_Work request_
Please set out each line below exactly as it stands, without the images.

_Records for the exercise_
════════════════════
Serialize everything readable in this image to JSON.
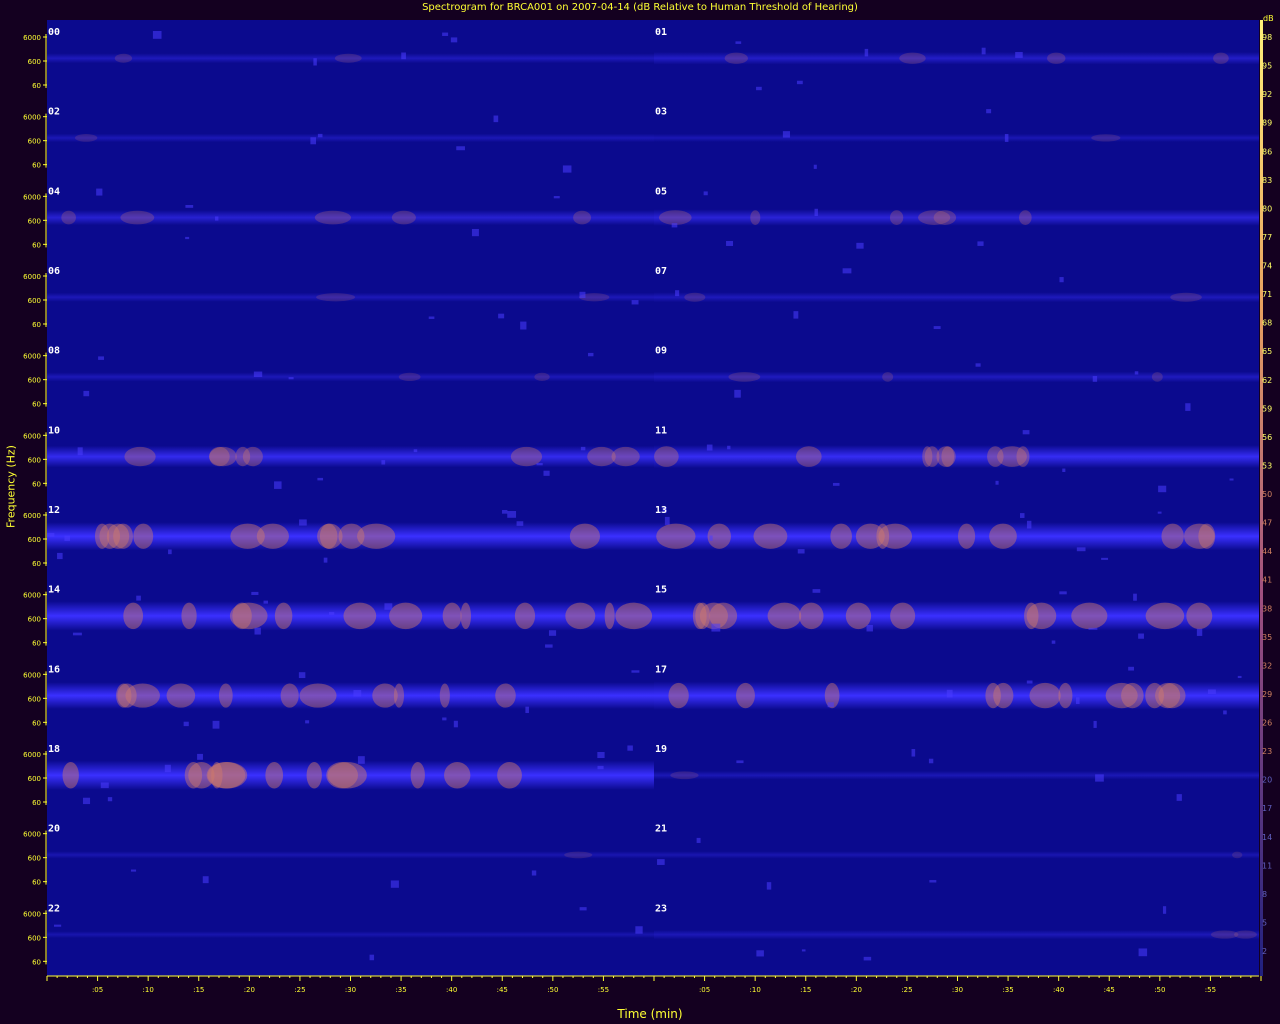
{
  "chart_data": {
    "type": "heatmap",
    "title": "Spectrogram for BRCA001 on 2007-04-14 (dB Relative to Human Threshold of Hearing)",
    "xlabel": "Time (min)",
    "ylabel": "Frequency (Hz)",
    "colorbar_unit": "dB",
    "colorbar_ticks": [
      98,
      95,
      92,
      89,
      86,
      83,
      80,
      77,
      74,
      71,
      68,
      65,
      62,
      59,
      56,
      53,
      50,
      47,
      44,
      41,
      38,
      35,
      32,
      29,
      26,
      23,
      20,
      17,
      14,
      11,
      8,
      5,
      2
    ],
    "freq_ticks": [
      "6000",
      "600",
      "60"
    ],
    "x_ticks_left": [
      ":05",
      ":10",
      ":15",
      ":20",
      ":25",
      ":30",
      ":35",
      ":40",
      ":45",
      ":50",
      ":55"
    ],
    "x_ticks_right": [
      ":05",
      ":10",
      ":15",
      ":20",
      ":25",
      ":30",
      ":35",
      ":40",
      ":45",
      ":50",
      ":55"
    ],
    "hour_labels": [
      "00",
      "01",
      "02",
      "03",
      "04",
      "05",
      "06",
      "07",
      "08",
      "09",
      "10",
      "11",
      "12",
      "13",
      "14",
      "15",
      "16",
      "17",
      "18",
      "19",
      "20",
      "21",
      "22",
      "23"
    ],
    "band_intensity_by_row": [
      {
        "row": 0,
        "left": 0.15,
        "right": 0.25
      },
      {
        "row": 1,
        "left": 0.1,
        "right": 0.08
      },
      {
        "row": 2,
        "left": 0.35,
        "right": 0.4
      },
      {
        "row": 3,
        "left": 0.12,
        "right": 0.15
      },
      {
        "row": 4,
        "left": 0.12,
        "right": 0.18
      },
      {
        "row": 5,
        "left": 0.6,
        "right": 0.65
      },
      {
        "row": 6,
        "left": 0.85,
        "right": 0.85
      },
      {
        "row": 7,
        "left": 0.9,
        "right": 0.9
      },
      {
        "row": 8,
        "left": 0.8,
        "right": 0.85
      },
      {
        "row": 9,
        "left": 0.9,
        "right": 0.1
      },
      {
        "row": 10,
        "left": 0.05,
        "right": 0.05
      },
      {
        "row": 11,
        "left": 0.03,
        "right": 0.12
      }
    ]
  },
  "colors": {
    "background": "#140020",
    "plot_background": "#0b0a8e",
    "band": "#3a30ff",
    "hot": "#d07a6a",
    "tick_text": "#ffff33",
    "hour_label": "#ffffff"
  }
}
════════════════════
_Answer_
Serialize everything readable in this image to JSON.
{
  "chart_data": {
    "type": "heatmap",
    "title": "Spectrogram for BRCA001 on 2007-04-14 (dB Relative to Human Threshold of Hearing)",
    "xlabel": "Time (min)",
    "ylabel": "Frequency (Hz)",
    "colorbar_unit": "dB",
    "colorbar_ticks": [
      98,
      95,
      92,
      89,
      86,
      83,
      80,
      77,
      74,
      71,
      68,
      65,
      62,
      59,
      56,
      53,
      50,
      47,
      44,
      41,
      38,
      35,
      32,
      29,
      26,
      23,
      20,
      17,
      14,
      11,
      8,
      5,
      2
    ],
    "freq_ticks": [
      "6000",
      "600",
      "60"
    ],
    "x_ticks_left": [
      ":05",
      ":10",
      ":15",
      ":20",
      ":25",
      ":30",
      ":35",
      ":40",
      ":45",
      ":50",
      ":55"
    ],
    "x_ticks_right": [
      ":05",
      ":10",
      ":15",
      ":20",
      ":25",
      ":30",
      ":35",
      ":40",
      ":45",
      ":50",
      ":55"
    ],
    "hour_labels": [
      "00",
      "01",
      "02",
      "03",
      "04",
      "05",
      "06",
      "07",
      "08",
      "09",
      "10",
      "11",
      "12",
      "13",
      "14",
      "15",
      "16",
      "17",
      "18",
      "19",
      "20",
      "21",
      "22",
      "23"
    ],
    "band_intensity_by_row": [
      {
        "row": 0,
        "left": 0.15,
        "right": 0.25
      },
      {
        "row": 1,
        "left": 0.1,
        "right": 0.08
      },
      {
        "row": 2,
        "left": 0.35,
        "right": 0.4
      },
      {
        "row": 3,
        "left": 0.12,
        "right": 0.15
      },
      {
        "row": 4,
        "left": 0.12,
        "right": 0.18
      },
      {
        "row": 5,
        "left": 0.6,
        "right": 0.65
      },
      {
        "row": 6,
        "left": 0.85,
        "right": 0.85
      },
      {
        "row": 7,
        "left": 0.9,
        "right": 0.9
      },
      {
        "row": 8,
        "left": 0.8,
        "right": 0.85
      },
      {
        "row": 9,
        "left": 0.9,
        "right": 0.1
      },
      {
        "row": 10,
        "left": 0.05,
        "right": 0.05
      },
      {
        "row": 11,
        "left": 0.03,
        "right": 0.12
      }
    ]
  },
  "colors": {
    "background": "#140020",
    "plot_background": "#0b0a8e",
    "band": "#3a30ff",
    "hot": "#d07a6a",
    "tick_text": "#ffff33",
    "hour_label": "#ffffff"
  }
}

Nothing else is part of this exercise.